Dont you love March? Those calm balmy days of soft cloud and spring blue skies, when there is a promise of the first sunburn and feeding fish warming up after winter. Buds are swelling and bursting on the trees and meanwhile, down the river, trout rise for gently drifting Olives in the middle of the day..
Then the alarm goes off and I wake up to hear wind battering the window yet again and almost horizontal rain blasting past the house. This year March came in like a lion in the Lake District and with snow still streaking the fellsides it looks determined to go out the same way. I’m getting sort of used to winter staying later these days but that doesn’t mean I like it. Roll on real spring and some easier fishing weather for a change.We have lost a few days fishing recently due to storms and the occasional early season trout sessions have been a cold sparse affair, with chilly winds keeping surface activity to a minimum and nymphs and bugs and spiders saving the day. Hopefully though once things do warm up we will have our fair share of excellent Lake District and Eden valley trout fishing and April is always a good month to be down the river.
In spite of the weather though, the early Pike fishing has been more than a little kind to us. The Windermere fishing was at times very slow going but on those occasions when it switched on and we could get out safely there were some fine fish to be had. I know I have said it before, but even though its is a hard water at times, there is a decent average size of pike to be caught in Windermere and while I don’t publicise catches till well after the event, we do very well.. Apologies if you are one of those unfortunate anglers who just picked the wrong day- it’s just how it goes and there’s not much I can do about that. While I take great delight in sliding the net under another battling beast from the deeps for my clients (and occasionally me as well on the truisty house rod!) there are some days when the fish just do not seem to feed, and we all struggle. For those who are into statistics (and can say the word!) my annual spring sessions with clients this year produced 46 pike with over 80% being over ten pounds and for a while an average of 19lbs…!!!. There was a particular hot feeding period during this spell when we had boated 8 twenty pounders in six days fishing and I don’t know of another water that can offer such quality specimens. Curiously though, we didn’t get anything over 23.12 so where the real big ones are I’m not sure.
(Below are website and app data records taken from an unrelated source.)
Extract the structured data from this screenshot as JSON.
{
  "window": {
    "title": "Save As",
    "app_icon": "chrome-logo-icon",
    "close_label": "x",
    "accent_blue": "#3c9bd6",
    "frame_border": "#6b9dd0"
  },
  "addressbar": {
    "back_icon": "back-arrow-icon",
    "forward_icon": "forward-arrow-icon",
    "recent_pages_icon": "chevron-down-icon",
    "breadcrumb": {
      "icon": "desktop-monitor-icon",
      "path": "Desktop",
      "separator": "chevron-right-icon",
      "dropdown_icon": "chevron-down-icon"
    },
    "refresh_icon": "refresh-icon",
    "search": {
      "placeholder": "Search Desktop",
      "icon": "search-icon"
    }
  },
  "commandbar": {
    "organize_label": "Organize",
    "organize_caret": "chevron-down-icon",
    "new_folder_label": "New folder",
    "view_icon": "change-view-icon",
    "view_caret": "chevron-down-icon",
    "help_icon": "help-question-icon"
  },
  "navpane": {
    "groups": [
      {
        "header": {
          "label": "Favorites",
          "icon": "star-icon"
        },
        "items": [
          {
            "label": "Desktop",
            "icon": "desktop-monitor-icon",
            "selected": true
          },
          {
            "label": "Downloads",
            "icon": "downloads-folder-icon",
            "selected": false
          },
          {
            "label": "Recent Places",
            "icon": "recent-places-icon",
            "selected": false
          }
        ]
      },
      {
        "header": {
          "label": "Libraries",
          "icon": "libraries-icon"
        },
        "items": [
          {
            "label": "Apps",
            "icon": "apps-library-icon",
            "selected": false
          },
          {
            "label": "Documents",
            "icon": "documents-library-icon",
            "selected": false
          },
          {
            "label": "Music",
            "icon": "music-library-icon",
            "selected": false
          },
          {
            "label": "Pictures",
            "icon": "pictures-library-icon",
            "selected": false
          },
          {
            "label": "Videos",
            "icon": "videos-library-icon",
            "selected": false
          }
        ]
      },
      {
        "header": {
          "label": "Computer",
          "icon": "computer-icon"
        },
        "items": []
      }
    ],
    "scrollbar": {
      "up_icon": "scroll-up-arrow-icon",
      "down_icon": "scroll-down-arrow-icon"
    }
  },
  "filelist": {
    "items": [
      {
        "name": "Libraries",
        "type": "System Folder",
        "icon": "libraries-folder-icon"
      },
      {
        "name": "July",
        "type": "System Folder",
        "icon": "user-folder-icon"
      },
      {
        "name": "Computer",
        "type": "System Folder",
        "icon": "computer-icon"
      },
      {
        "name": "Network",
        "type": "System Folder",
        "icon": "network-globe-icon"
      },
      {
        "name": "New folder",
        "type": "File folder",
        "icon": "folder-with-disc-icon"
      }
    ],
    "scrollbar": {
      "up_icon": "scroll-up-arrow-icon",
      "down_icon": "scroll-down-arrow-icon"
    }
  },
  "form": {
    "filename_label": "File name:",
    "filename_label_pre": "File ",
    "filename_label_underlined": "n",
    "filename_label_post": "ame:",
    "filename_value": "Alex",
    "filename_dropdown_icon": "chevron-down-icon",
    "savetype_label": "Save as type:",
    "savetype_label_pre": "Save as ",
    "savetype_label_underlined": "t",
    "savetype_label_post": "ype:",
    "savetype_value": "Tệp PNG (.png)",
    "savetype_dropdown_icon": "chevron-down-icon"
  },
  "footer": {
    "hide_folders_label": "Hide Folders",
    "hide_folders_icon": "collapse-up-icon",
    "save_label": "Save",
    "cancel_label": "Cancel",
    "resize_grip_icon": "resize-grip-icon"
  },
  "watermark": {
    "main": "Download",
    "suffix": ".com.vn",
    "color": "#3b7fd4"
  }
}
Maybe I have been unlucky but I’m not complaining although the top weight average does seem to have dropped in recent years. This might just be one of those things but it would seem to tally with a drop in the number of salmon returning to the system . The effects of this decline in very good pike food has been noted on other pike waters- Bassenthwaite in particular used to hold huge pike but a combination of similar factors together with human and cormorant predation has lowered the top weight significantly in just a few years.
Anyway, less of the doom, gloom and thoughtful stuff, it’s not long now till I’m off to Loch Awe for another week of serious fishing. We’re going as a smallish group of five this year and hopefully the weather wil treat us fairly as we try for some more of the legendary hard fighting lumps that inhabit this marvellous expanse of water. Between then and now though there’s those trout that have been swimming through my dreams so I’m tying up some more half Arses in readiness.
AS always stay safe and get out there- there’s fish to be caught.
It’s Grim up north… in the distance is Matty Ropers’ boat in sleet.
Another PB to Dale Mordlock
One on the Cumberland sausage rig at last.!!!